If the feminine sexuality is weakened or perverted, it is transformed into masochism, or possessiveness. It is thus that we observe, in this society, the resort to various alternatives to love to compensate for our lack of love or inability to love; these alternatives to love are shortcuts or quick fixes to which our technological, consumer society programs us to respond.
As my own example of this I suggest the communal experience of the passionate football fan who loses herself in the mass hysteria of the crowd, thus gaining a sense of overall unity; another extreme example would be one who feels so alone, and has so little sense of personal integrity, that he gives his entire personality over to a religious cult, thus gaining the identity of the cult, but of course losing his own.Erich Fromm’s exploration of love is an exercise in social theory.

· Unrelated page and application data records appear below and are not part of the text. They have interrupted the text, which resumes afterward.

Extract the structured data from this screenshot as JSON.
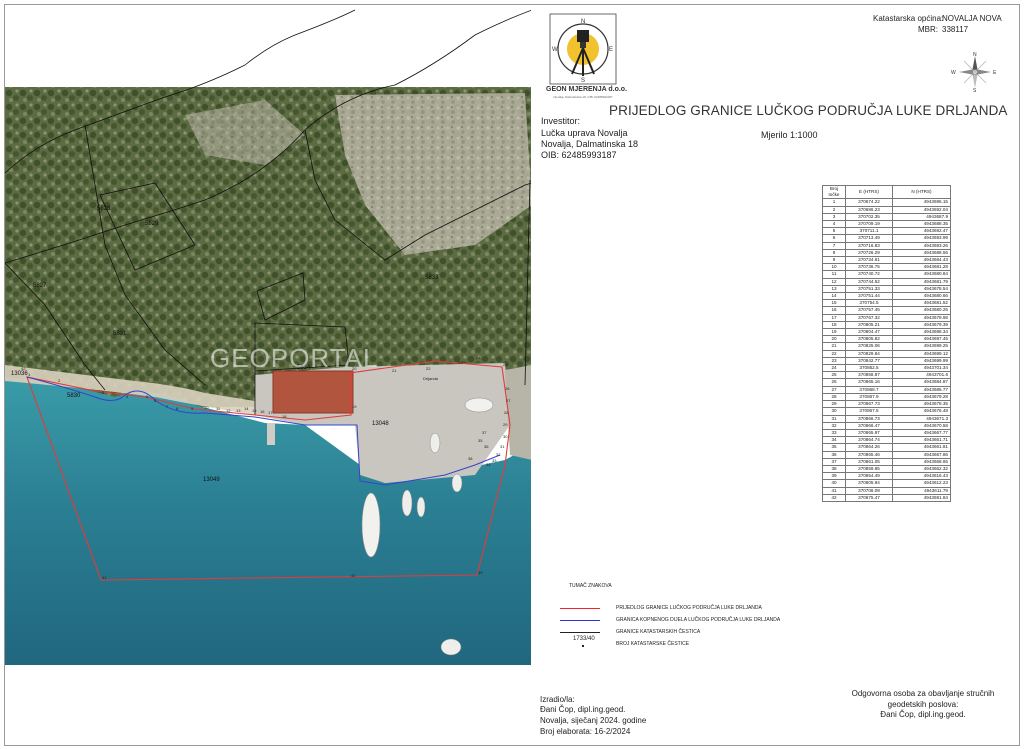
{
  "title": "PRIJEDLOG GRANICE LUČKOG PODRUČJA LUKE DRLJANDA",
  "company": {
    "name": "GEON MJERENJA d.o.o.",
    "address": "Novalja, Dalmatinska 18, OIB: 62485993187",
    "compass_letters": [
      "N",
      "E",
      "S",
      "W"
    ]
  },
  "investor": {
    "label": "Investitor:",
    "name": "Lučka uprava Novalja",
    "address": "Novalja, Dalmatinska 18",
    "oib": "OIB: 62485993187"
  },
  "scale": "Mjerilo 1:1000",
  "cadastral": {
    "municipality_label": "Katastarska općina:",
    "municipality_value": "NOVALJA NOVA",
    "mbr_label": "MBR:",
    "mbr_value": "338117"
  },
  "north_arrow_letters": [
    "N",
    "E",
    "S",
    "W"
  ],
  "map": {
    "watermark": "GEOPORTAL",
    "place_name": "Drljanda",
    "parcels": [
      "5828",
      "5829",
      "5827",
      "5831",
      "5833",
      "5834",
      "5830",
      "13036",
      "13048",
      "13049"
    ]
  },
  "point_numbers": [
    "1",
    "2",
    "3",
    "4",
    "5",
    "6",
    "7",
    "8",
    "9",
    "10",
    "11",
    "12",
    "13",
    "14",
    "15",
    "16",
    "17",
    "18",
    "19",
    "20",
    "21",
    "22",
    "23",
    "24",
    "25",
    "26",
    "27",
    "28",
    "29",
    "30",
    "31",
    "32",
    "33",
    "34",
    "35",
    "36",
    "37",
    "38",
    "39",
    "40",
    "41",
    "42"
  ],
  "coord_table": {
    "headers": [
      "Broj točke",
      "E (HTRS)",
      "N (HTRS)"
    ],
    "rows": [
      [
        "1",
        "370674.22",
        "4943695.15"
      ],
      [
        "2",
        "370686.23",
        "4943692.04"
      ],
      [
        "3",
        "370702.35",
        "4943687.9"
      ],
      [
        "4",
        "370709.19",
        "4943688.35"
      ],
      [
        "5",
        "370711.1",
        "4943692.47"
      ],
      [
        "6",
        "370713.49",
        "4943693.99"
      ],
      [
        "7",
        "370716.83",
        "4943693.26"
      ],
      [
        "8",
        "370726.29",
        "4943688.56"
      ],
      [
        "9",
        "370734.61",
        "4943684.43"
      ],
      [
        "10",
        "370736.75",
        "4943681.28"
      ],
      [
        "11",
        "370740.72",
        "4943680.84"
      ],
      [
        "12",
        "370744.52",
        "4943681.79"
      ],
      [
        "13",
        "370751.33",
        "4943678.54"
      ],
      [
        "14",
        "370751.44",
        "4943680.66"
      ],
      [
        "15",
        "370754.5",
        "4943681.52"
      ],
      [
        "16",
        "370757.45",
        "4943680.25"
      ],
      [
        "17",
        "370767.32",
        "4943679.98"
      ],
      [
        "18",
        "370805.21",
        "4943679.39"
      ],
      [
        "19",
        "370804.47",
        "4943698.34"
      ],
      [
        "20",
        "370805.82",
        "4943697.45"
      ],
      [
        "21",
        "370825.06",
        "4943699.25"
      ],
      [
        "22",
        "370829.84",
        "4943699.12"
      ],
      [
        "23",
        "370842.77",
        "4943699.99"
      ],
      [
        "24",
        "370852.5",
        "4943701.34"
      ],
      [
        "25",
        "370858.87",
        "4943701.6"
      ],
      [
        "26",
        "370865.16",
        "4943684.87"
      ],
      [
        "27",
        "370868.7",
        "4943685.77"
      ],
      [
        "28",
        "370867.9",
        "4943679.28"
      ],
      [
        "29",
        "370867.73",
        "4943678.35"
      ],
      [
        "30",
        "370867.5",
        "4943676.48"
      ],
      [
        "31",
        "370866.73",
        "4943671.3"
      ],
      [
        "32",
        "370866.47",
        "4943670.58"
      ],
      [
        "33",
        "370865.97",
        "4943667.77"
      ],
      [
        "34",
        "370864.74",
        "4943661.71"
      ],
      [
        "35",
        "370864.26",
        "4943661.81"
      ],
      [
        "36",
        "370865.46",
        "4943667.86"
      ],
      [
        "37",
        "370861.05",
        "4943668.65"
      ],
      [
        "38",
        "370859.85",
        "4943662.32"
      ],
      [
        "39",
        "370854.49",
        "4943616.43"
      ],
      [
        "40",
        "370805.94",
        "4943612.23"
      ],
      [
        "41",
        "370706.09",
        "4943611.79"
      ],
      [
        "42",
        "370675.47",
        "4943691.84"
      ]
    ]
  },
  "legend": {
    "title": "TUMAČ ZNAKOVA",
    "items": [
      {
        "label": "PRIJEDLOG GRANICE LUČKOG PODRUČJA LUKE DRLJANDA",
        "color": "#e23b3b"
      },
      {
        "label": "GRANICA KOPNENOG DIJELA LUČKOG PODRUČJA LUKE DRLJANDA",
        "color": "#3344cc"
      },
      {
        "label": "GRANICE KATASTARSKIH ČESTICA",
        "color": "#222222"
      },
      {
        "label": "BROJ KATASTARSKE ČESTICE",
        "color": "#222222"
      }
    ],
    "sample_number": "1733/40"
  },
  "prepared": {
    "label": "Izradio/la:",
    "name": "Đani Čop, dipl.ing.geod.",
    "place_date": "Novalja, siječanj 2024. godine",
    "number": "Broj elaborata: 16-2/2024"
  },
  "responsible": {
    "line1": "Odgovorna osoba za obavljanje stručnih",
    "line2": "geodetskih poslova:",
    "name": "Đani Čop, dipl.ing.geod."
  }
}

He asks ‘is love an art?’, goes on to examine the theory of love, and then explores love and its disintegration in contemporary western society.
For a deeper look at Fromm's ideas on love, click on the following blue link to look at the excerpts from The Art of Loving CRAFTSMANSHIP. In Medieval and Renaissance times, especially the 13th and 14th centuries, craftsmanship reached one of the peaks in the evolution of creative work.
Erich Fromm Responds to Freud: The Art of Loving As Rousseau offers an eloquent and spirited response to Hobbes, so Erich Fromm () does to Freud. to live as a human being is to love, thus “the art of loving” is essentially another way of .
In his best-selling book The Art of Loving, German philosopher and psychoanalyst Erich Fromm () examines these questions and others relating to love, and he puts forward a strong argument that love is an art which must be developed and practiced with commitment and humility: it requires both knowledge and effort.
Fromm provides. Fromm saw loving the theme of love in erich fromms the art of loving as an art. In his best-selling book The Art of Loving, German philosopher and psychoanalyst Erich Fromm () examines these questions and others relating to love, and he puts forward a strong argument that love is an art which must be developed and practiced with commitment and humility: it requires both knowledge and effort.